It is apparent to us that the trial court erred in giving undue weight to the plaintiff's knowledge of his subscription rights in 1961 and in focusing upon his finding that the plaintiff had not exercised those rights. As indicated above, the question of whether or not the plaintiff in fact exercised his subscription rights, thereby rendering him an owner of shares at the time of the alleged transfer, remains at issue, and we so find.

• 3 We have carefully reviewed the record before us under the strict standard applicable to summary judgments, and we cannot state conclusively when plaintiff had knowledge of facts underlying his cause of action for the fraudulent transfer or conversion of shares allegedly owned by him as a result of his exercise of subscription rights. Nor can we conclude at this juncture that the plaintiff will necessarily be unable to plead and prove facts sufficient to estop defendants from asserting their statute-of-limitations defense. Ill. Rev. Stat. 1979, ch. 83, par. 23.

Accordingly, we hold that plaintiff's complaint and affidavit, when read together, sufficiently raise a genuine issue of material fact as to whether the defendants fraudulently concealed plaintiff's cause of actions between 1963 and his discovery of it in 1977 to resist a motion for summary judgment.

For the reasons stated, the judgment of the trial court is reversed and this cause is remanded for further proceedings.

Reversed and remanded.

ALLOY and SCOTT, JJ., concur.

19821220

© 2002 VersusLaw Inc.



Buy This Entire Record For $7.95
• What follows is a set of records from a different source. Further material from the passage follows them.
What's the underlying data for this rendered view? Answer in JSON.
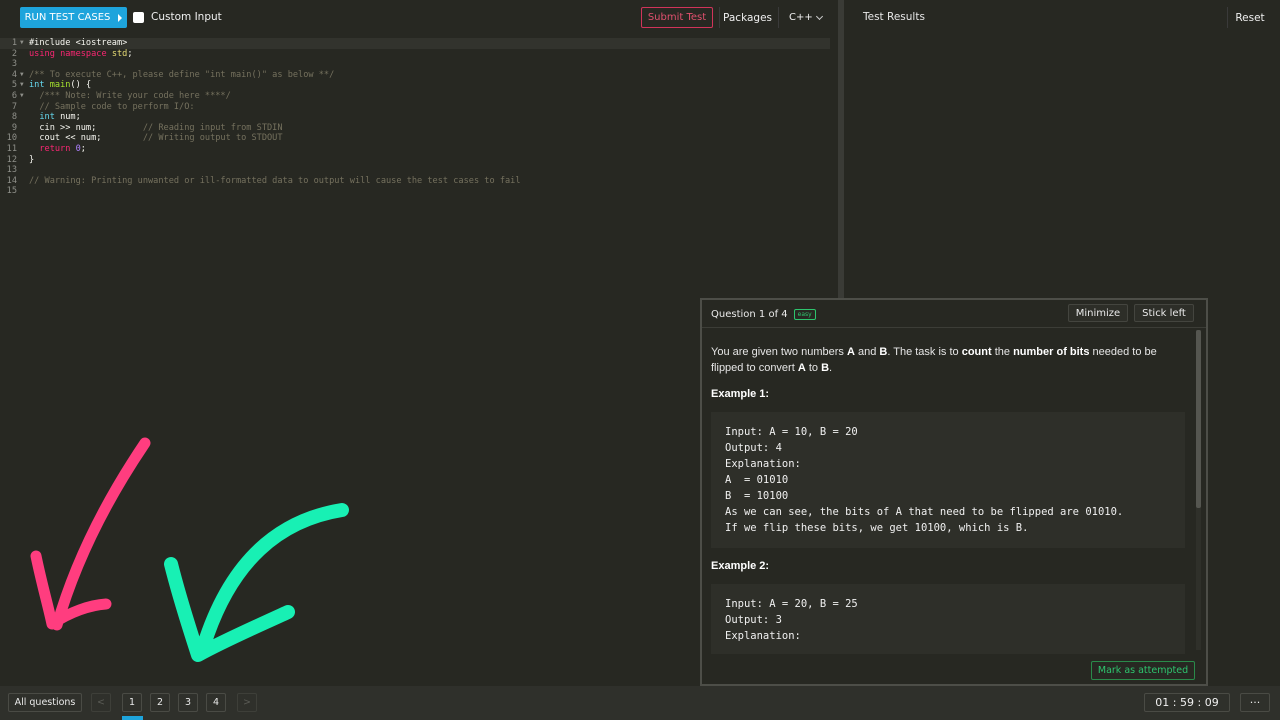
{
  "toolbar": {
    "run_label": "RUN TEST CASES",
    "custom_input_label": "Custom Input",
    "submit_label": "Submit Test",
    "packages_label": "Packages",
    "language": "C++"
  },
  "editor": {
    "line_numbers": [
      "1",
      "2",
      "3",
      "4",
      "5",
      "6",
      "7",
      "8",
      "9",
      "10",
      "11",
      "12",
      "13",
      "14",
      "15"
    ]
  },
  "results": {
    "title": "Test Results",
    "reset_label": "Reset"
  },
  "question": {
    "title": "Question 1 of 4",
    "difficulty": "easy",
    "minimize_label": "Minimize",
    "stick_left_label": "Stick left",
    "example1_title": "Example 1:",
    "example1_text": "Input: A = 10, B = 20\nOutput: 4\nExplanation:\nA  = 01010\nB  = 10100\nAs we can see, the bits of A that need to be flipped are 01010.\nIf we flip these bits, we get 10100, which is B.",
    "example2_title": "Example 2:",
    "example2_text": "Input: A = 20, B = 25\nOutput: 3\nExplanation:",
    "mark_label": "Mark as attempted"
  },
  "bottom": {
    "all_questions_label": "All questions",
    "prev": "<",
    "next": ">",
    "pages": [
      "1",
      "2",
      "3",
      "4"
    ],
    "timer": "01 : 59 : 09",
    "more": "···"
  },
  "colors": {
    "accent": "#1ea4dc",
    "submit": "#d0345a",
    "easy": "#2ec46e",
    "annotation_pink": "#ff3d7f",
    "annotation_green": "#18f0b4"
  }
}
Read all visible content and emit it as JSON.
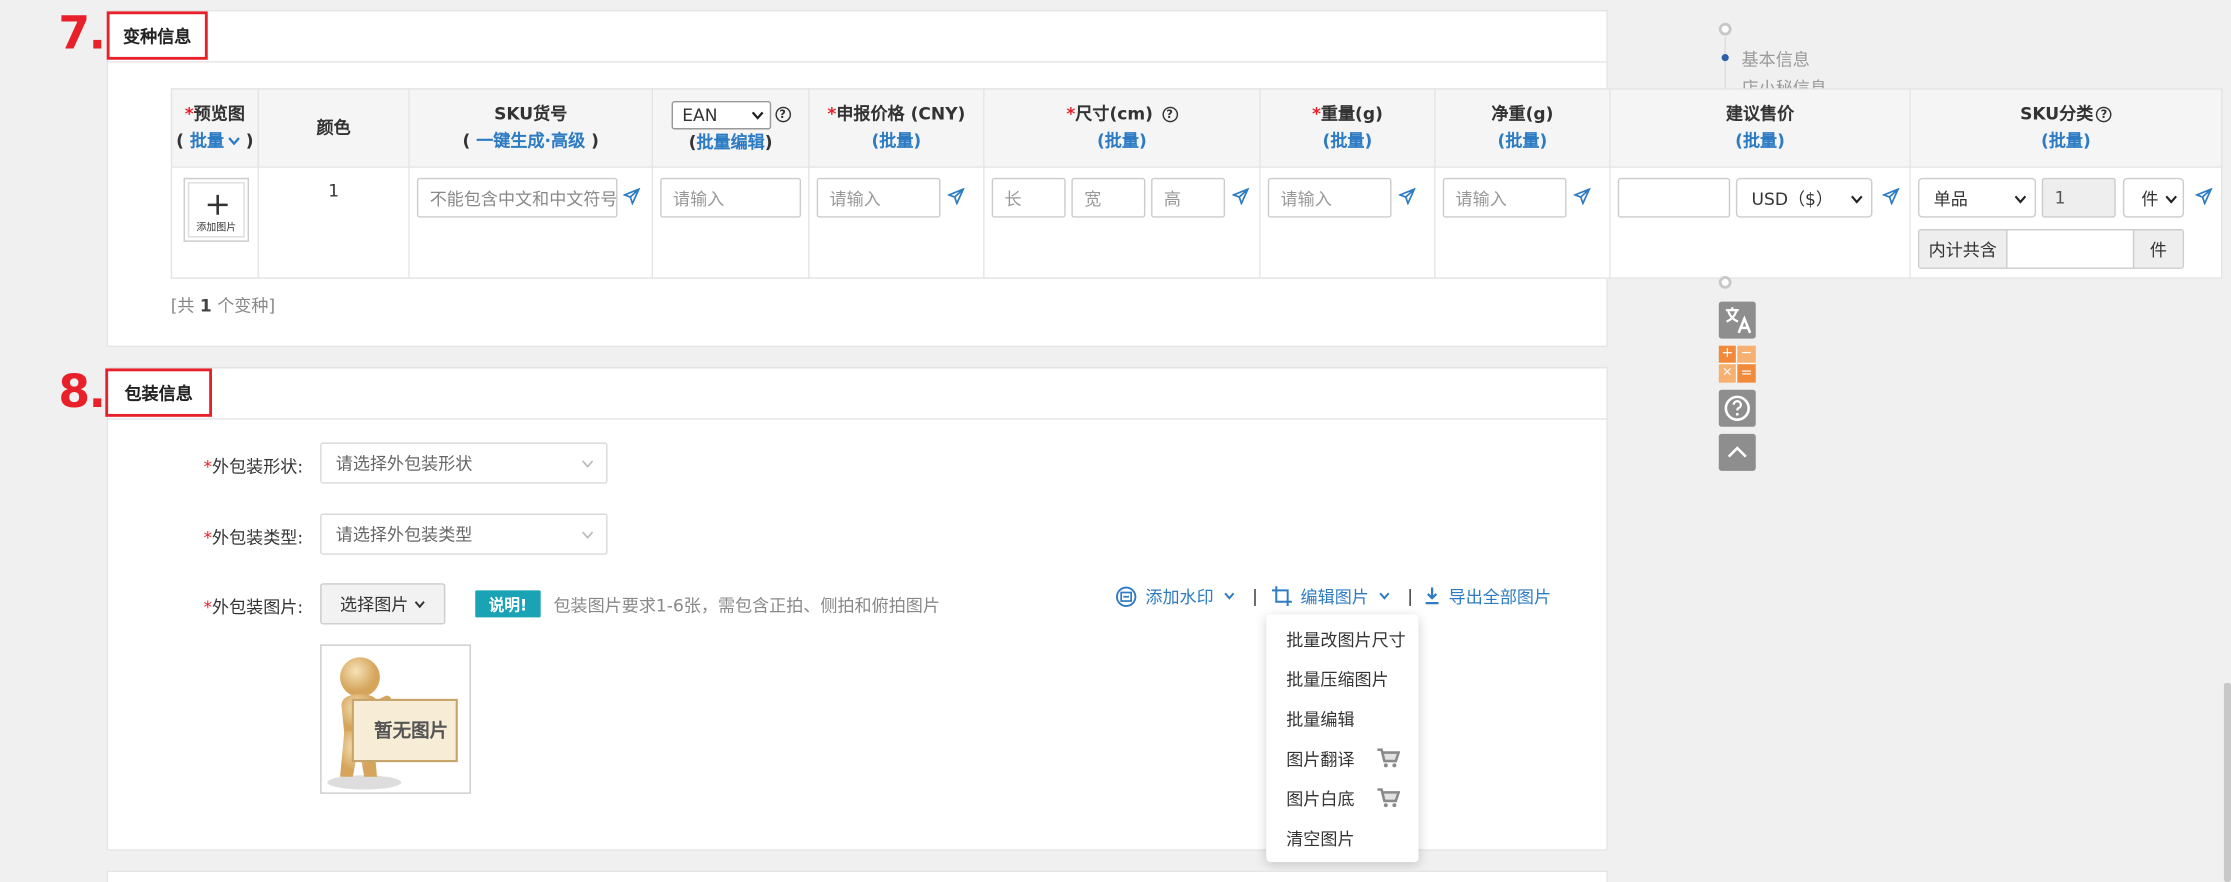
{
  "section7": {
    "number": "7.",
    "title": "变种信息"
  },
  "section8": {
    "number": "8.",
    "title": "包装信息"
  },
  "table": {
    "headers": {
      "preview_req": "*",
      "preview": "预览图",
      "preview_batch": "批量",
      "color": "颜色",
      "sku": "SKU货号",
      "sku_sub_paren_open": "(",
      "sku_gen": "一键生成",
      "sku_dot": "·",
      "sku_adv": "高级",
      "sku_sub_paren_close": ")",
      "ean_select": "EAN",
      "ean_batch": "批量编辑",
      "price_req": "*",
      "price": "申报价格 (CNY)",
      "price_batch": "(批量)",
      "size_req": "*",
      "size": "尺寸(cm)",
      "size_batch": "(批量)",
      "weight_req": "*",
      "weight": "重量(g)",
      "weight_batch": "(批量)",
      "net": "净重(g)",
      "net_batch": "(批量)",
      "suggest": "建议售价",
      "suggest_batch": "(批量)",
      "skucat": "SKU分类",
      "skucat_batch": "(批量)"
    },
    "row": {
      "add_image": "添加图片",
      "color_value": "1",
      "sku_placeholder": "不能包含中文和中文符号",
      "ean_placeholder": "请输入",
      "price_placeholder": "请输入",
      "len_placeholder": "长",
      "wid_placeholder": "宽",
      "hei_placeholder": "高",
      "weight_placeholder": "请输入",
      "net_placeholder": "请输入",
      "currency": "USD（$）",
      "sku_type": "单品",
      "qty": "1",
      "unit": "件",
      "inner_label": "内计共含",
      "inner_unit": "件"
    },
    "count_text_pre": "[共 ",
    "count": "1",
    "count_text_post": " 个变种]"
  },
  "packaging": {
    "shape_label": "外包装形状:",
    "shape_placeholder": "请选择外包装形状",
    "type_label": "外包装类型:",
    "type_placeholder": "请选择外包装类型",
    "image_label": "外包装图片:",
    "choose_button": "选择图片",
    "note_badge": "说明!",
    "note_text": "包装图片要求1-6张，需包含正拍、侧拍和俯拍图片",
    "no_image": "暂无图片",
    "req": "*"
  },
  "toolbar": {
    "watermark": "添加水印",
    "edit_image": "编辑图片",
    "sep": "|",
    "export": "导出全部图片"
  },
  "edit_menu": [
    "批量改图片尺寸",
    "批量压缩图片",
    "批量编辑",
    "图片翻译",
    "图片白底",
    "清空图片"
  ],
  "side_nav": {
    "item1": "基本信息",
    "item2": "店小秘信息"
  },
  "colors": {
    "accent": "#2d7bc3",
    "required": "#e8202a",
    "badge": "#1aa3b5",
    "calc": "#f28a3c",
    "icon_gray": "#8e8e8e"
  }
}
Official citation and/or docket number and footnotes (if any) for this case available with purchase.

Learn more about what you receive with purchase of this case.